    Types of Mutation Testing

    Traditional Mutation Testing

    Traditional mutation testing is the foundational approach, involving the introduction of syntactic changes into the source code to assess the effectiveness of the test suite in detecting potential defects. It serves as a comprehensive evaluation of your overall test coverage.

    Operator Mutation

    Operator mutation focuses on altering operators within the code, such as changing arithmetic operators or logical operators. This type of mutation testing evaluates your tests’ ability to handle changes in expressions and mathematical operations, which are critical in many software applications.

    Conditional Mutation

    Conditional mutation targets changes to conditional statements and control structures, assessing your tests’ capability to detect variations in decision outcomes and branch conditions. It is essential for ensuring the robustness of your code under different logical scenarios.

    Data Mutation

    Data mutation is concerned with mutations related to data values and variables. It involves changes to variable values, data structures, and data types. This type of mutation testing verifies that your tests effectively handle data-related errors, which are common sources of software defects.

    Boundary Mutation

    Boundary mutation is crucial for assessing how well your tests handle boundary conditions. It focuses on the manipulation of values near the edge cases of arrays, loops, and other data structures. This type of mutation testing is essential to ensure your software functions correctly at critical points.

    These mutation testing techniques are among the most widely used and provide a strong foundation for evaluating the quality of your software and the effectiveness of your test suite. Depending on your project’s specific needs, you may choose to combine these types to comprehensively test your codebase.

    Summing Up

    Mutation testing is a robust quality assurance method that uncovers weaknesses in software testing. By introducing controlled code mutations and analyzing test suite performance, it pinpoints untested areas, boosts test effectiveness, and bolsters code quality. Embracing mutation testing enhances software reliability and ensures robust, high-quality code.

    Wish to Empower Your Software With Dependable Code? Contact Us!
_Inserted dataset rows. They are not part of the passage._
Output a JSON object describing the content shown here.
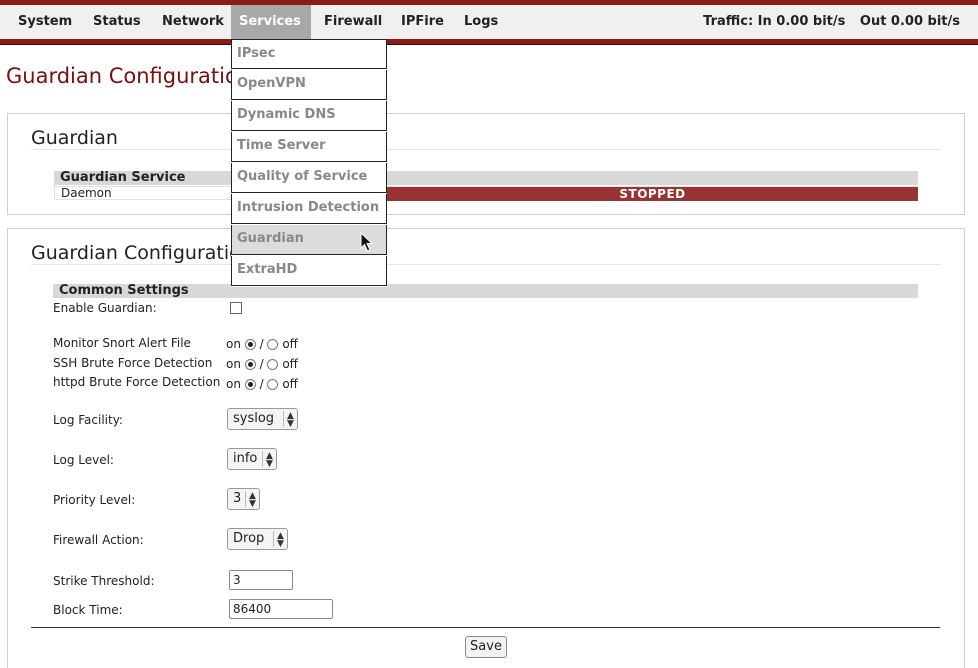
{
  "nav": {
    "items": [
      {
        "label": "System"
      },
      {
        "label": "Status"
      },
      {
        "label": "Network"
      },
      {
        "label": "Services"
      },
      {
        "label": "Firewall"
      },
      {
        "label": "IPFire"
      },
      {
        "label": "Logs"
      }
    ],
    "traffic_in": "Traffic: In 0.00 bit/s",
    "traffic_out": "Out 0.00 bit/s"
  },
  "dropdown": {
    "items": [
      {
        "label": "IPsec"
      },
      {
        "label": "OpenVPN"
      },
      {
        "label": "Dynamic DNS"
      },
      {
        "label": "Time Server"
      },
      {
        "label": "Quality of Service"
      },
      {
        "label": "Intrusion Detection"
      },
      {
        "label": "Guardian"
      },
      {
        "label": "ExtraHD"
      }
    ]
  },
  "page_title": "Guardian Configuration",
  "status_panel": {
    "title": "Guardian",
    "section": "Guardian Service",
    "row_label": "Daemon",
    "status": "STOPPED"
  },
  "config_panel": {
    "title": "Guardian Configuration",
    "section": "Common Settings",
    "enable_label": "Enable Guardian:",
    "radio_rows": [
      {
        "label": "Monitor Snort Alert File",
        "on": "on",
        "sep": "/",
        "off": "off"
      },
      {
        "label": "SSH Brute Force Detection",
        "on": "on",
        "sep": "/",
        "off": "off"
      },
      {
        "label": "httpd Brute Force Detection",
        "on": "on",
        "sep": "/",
        "off": "off"
      }
    ],
    "log_facility_label": "Log Facility:",
    "log_facility_value": "syslog",
    "log_level_label": "Log Level:",
    "log_level_value": "info",
    "priority_label": "Priority Level:",
    "priority_value": "3",
    "firewall_action_label": "Firewall Action:",
    "firewall_action_value": "Drop",
    "strike_label": "Strike Threshold:",
    "strike_value": "3",
    "block_label": "Block Time:",
    "block_value": "86400",
    "save_label": "Save"
  },
  "colors": {
    "brand_red": "#8c1c1c",
    "status_stopped": "#993333",
    "title_color": "#7a0f0f"
  }
}
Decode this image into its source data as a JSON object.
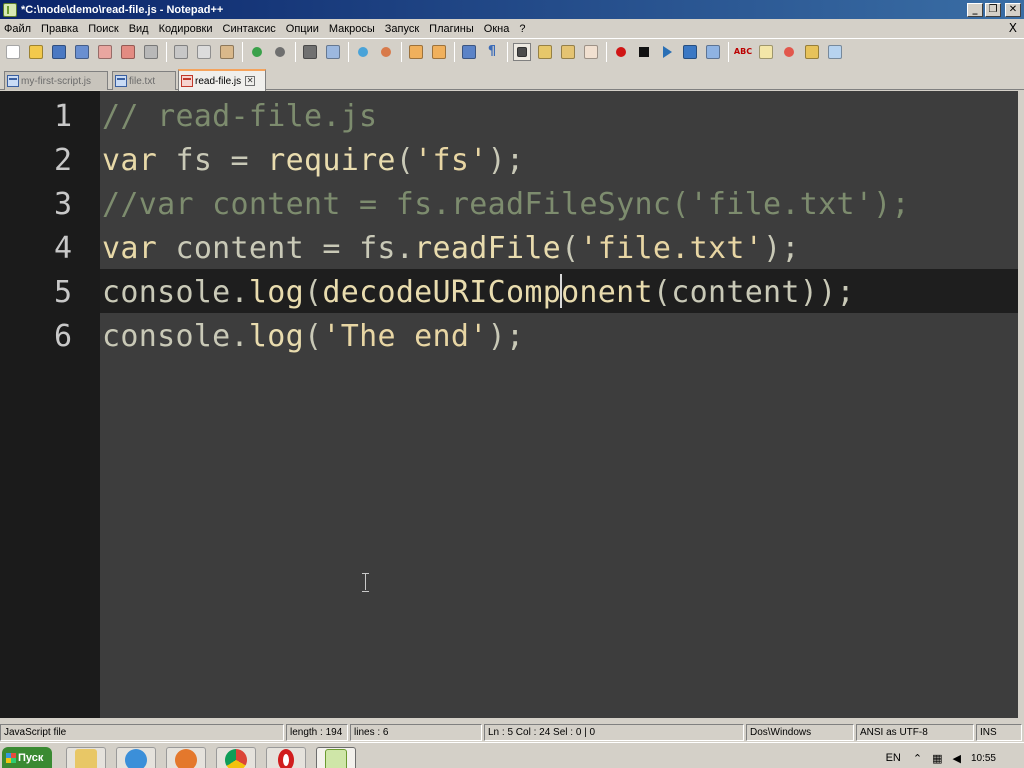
{
  "window": {
    "title": "*C:\\node\\demo\\read-file.js - Notepad++",
    "minimize": "_",
    "restore": "❐",
    "close": "✕"
  },
  "menu": {
    "items": [
      "Файл",
      "Правка",
      "Поиск",
      "Вид",
      "Кодировки",
      "Синтаксис",
      "Опции",
      "Макросы",
      "Запуск",
      "Плагины",
      "Окна",
      "?"
    ],
    "close": "X"
  },
  "toolbar": {
    "buttons": [
      "new-file-icon",
      "open-file-icon",
      "save-icon",
      "save-all-icon",
      "close-file-icon",
      "close-all-icon",
      "print-icon",
      "cut-icon",
      "copy-icon",
      "paste-icon",
      "undo-icon",
      "redo-icon",
      "find-icon",
      "replace-icon",
      "zoom-in-icon",
      "zoom-out-icon",
      "sync-vertical-icon",
      "sync-horizontal-icon",
      "word-wrap-icon",
      "show-all-chars-icon",
      "indent-guide-icon",
      "user-language-icon",
      "doc-map-icon",
      "function-list-icon",
      "record-macro-icon",
      "stop-macro-icon",
      "play-macro-icon",
      "run-macro-multiple-icon",
      "save-macro-icon",
      "spell-check-icon",
      "spell-next-icon",
      "bookmark-icon",
      "folder-icon",
      "abc-check-icon"
    ],
    "abc": "ABC"
  },
  "tabs": [
    {
      "label": "my-first-script.js",
      "active": false
    },
    {
      "label": "file.txt",
      "active": false
    },
    {
      "label": "read-file.js",
      "active": true
    }
  ],
  "editor": {
    "lines": [
      {
        "num": "1",
        "tokens": [
          {
            "t": "// read-file.js",
            "c": "cm"
          }
        ]
      },
      {
        "num": "2",
        "tokens": [
          {
            "t": "var",
            "c": "kw"
          },
          {
            "t": " fs = ",
            "c": "id"
          },
          {
            "t": "require",
            "c": "df"
          },
          {
            "t": "(",
            "c": "id"
          },
          {
            "t": "'fs'",
            "c": "st"
          },
          {
            "t": ");",
            "c": "id"
          }
        ]
      },
      {
        "num": "3",
        "tokens": [
          {
            "t": "//var content = fs.readFileSync('file.txt');",
            "c": "cm"
          }
        ]
      },
      {
        "num": "4",
        "tokens": [
          {
            "t": "var",
            "c": "kw"
          },
          {
            "t": " content = fs.",
            "c": "id"
          },
          {
            "t": "readFile",
            "c": "df"
          },
          {
            "t": "(",
            "c": "id"
          },
          {
            "t": "'file.txt'",
            "c": "st"
          },
          {
            "t": ");",
            "c": "id"
          }
        ]
      },
      {
        "num": "5",
        "tokens": [
          {
            "t": "console.",
            "c": "id"
          },
          {
            "t": "log",
            "c": "df"
          },
          {
            "t": "(",
            "c": "id"
          },
          {
            "t": "decodeURIComponent",
            "c": "df"
          },
          {
            "t": "(content));",
            "c": "id"
          }
        ]
      },
      {
        "num": "6",
        "tokens": [
          {
            "t": "console.",
            "c": "id"
          },
          {
            "t": "log",
            "c": "df"
          },
          {
            "t": "(",
            "c": "id"
          },
          {
            "t": "'The end'",
            "c": "st"
          },
          {
            "t": ");",
            "c": "id"
          }
        ]
      }
    ],
    "current_line": 5
  },
  "status": {
    "language": "JavaScript file",
    "length": "length : 194",
    "lines": "lines : 6",
    "position": "Ln : 5    Col : 24    Sel : 0 | 0",
    "eol": "Dos\\Windows",
    "encoding": "ANSI as UTF-8",
    "mode": "INS"
  },
  "taskbar": {
    "start": "Пуск",
    "lang": "EN",
    "time": "10:55"
  }
}
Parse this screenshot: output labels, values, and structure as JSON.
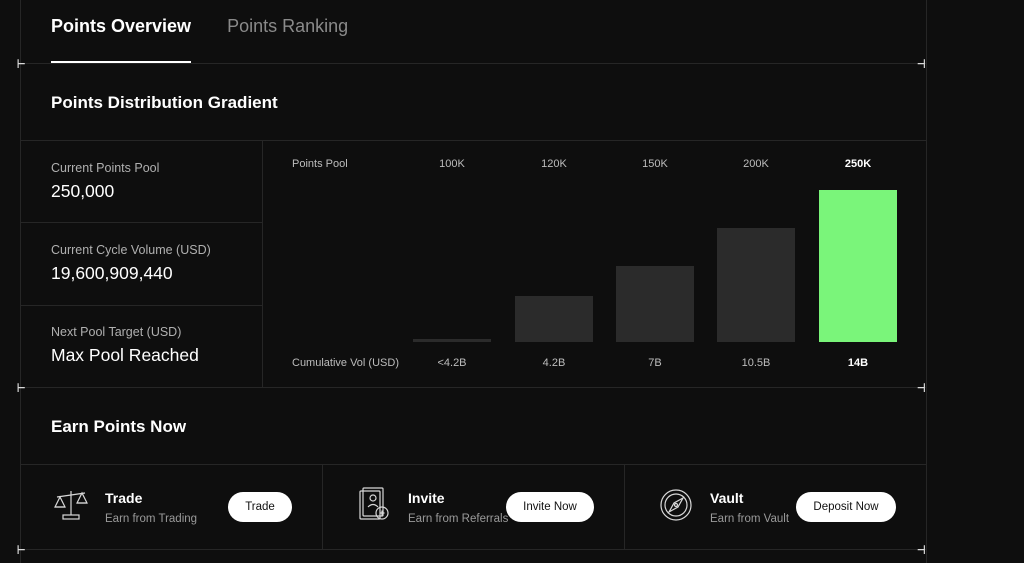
{
  "tabs": [
    {
      "label": "Points Overview",
      "active": true
    },
    {
      "label": "Points Ranking",
      "active": false
    }
  ],
  "distribution": {
    "title": "Points Distribution Gradient"
  },
  "stats": [
    {
      "label": "Current Points Pool",
      "value": "250,000"
    },
    {
      "label": "Current Cycle Volume (USD)",
      "value": "19,600,909,440"
    },
    {
      "label": "Next Pool Target (USD)",
      "value": "Max Pool Reached"
    }
  ],
  "chart_data": {
    "type": "bar",
    "row_label_top": "Points Pool",
    "row_label_bottom": "Cumulative Vol (USD)",
    "categories_top": [
      "100K",
      "120K",
      "150K",
      "200K",
      "250K"
    ],
    "categories_bottom": [
      "<4.2B",
      "4.2B",
      "7B",
      "10.5B",
      "14B"
    ],
    "values": [
      0.02,
      0.3,
      0.5,
      0.75,
      1.0
    ],
    "highlight_index": 4,
    "highlight_color": "#7af57a",
    "bar_color": "#2b2b2b"
  },
  "earn": {
    "title": "Earn Points Now",
    "items": [
      {
        "title": "Trade",
        "subtitle": "Earn from Trading",
        "button": "Trade",
        "icon": "scale-icon"
      },
      {
        "title": "Invite",
        "subtitle": "Earn from Referrals",
        "button": "Invite Now",
        "icon": "invite-card-icon"
      },
      {
        "title": "Vault",
        "subtitle": "Earn from Vault",
        "button": "Deposit Now",
        "icon": "compass-vault-icon"
      }
    ]
  },
  "colors": {
    "background": "#0e0e0e",
    "accent": "#7af57a",
    "border": "#262626"
  }
}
    Our QA analysts can help you embrace mutation testing and take your software quality to the next level.

    Should you have any questions, reach out to us at [email protected] and we’ll take it from there.


    [i] Marketsandmarkets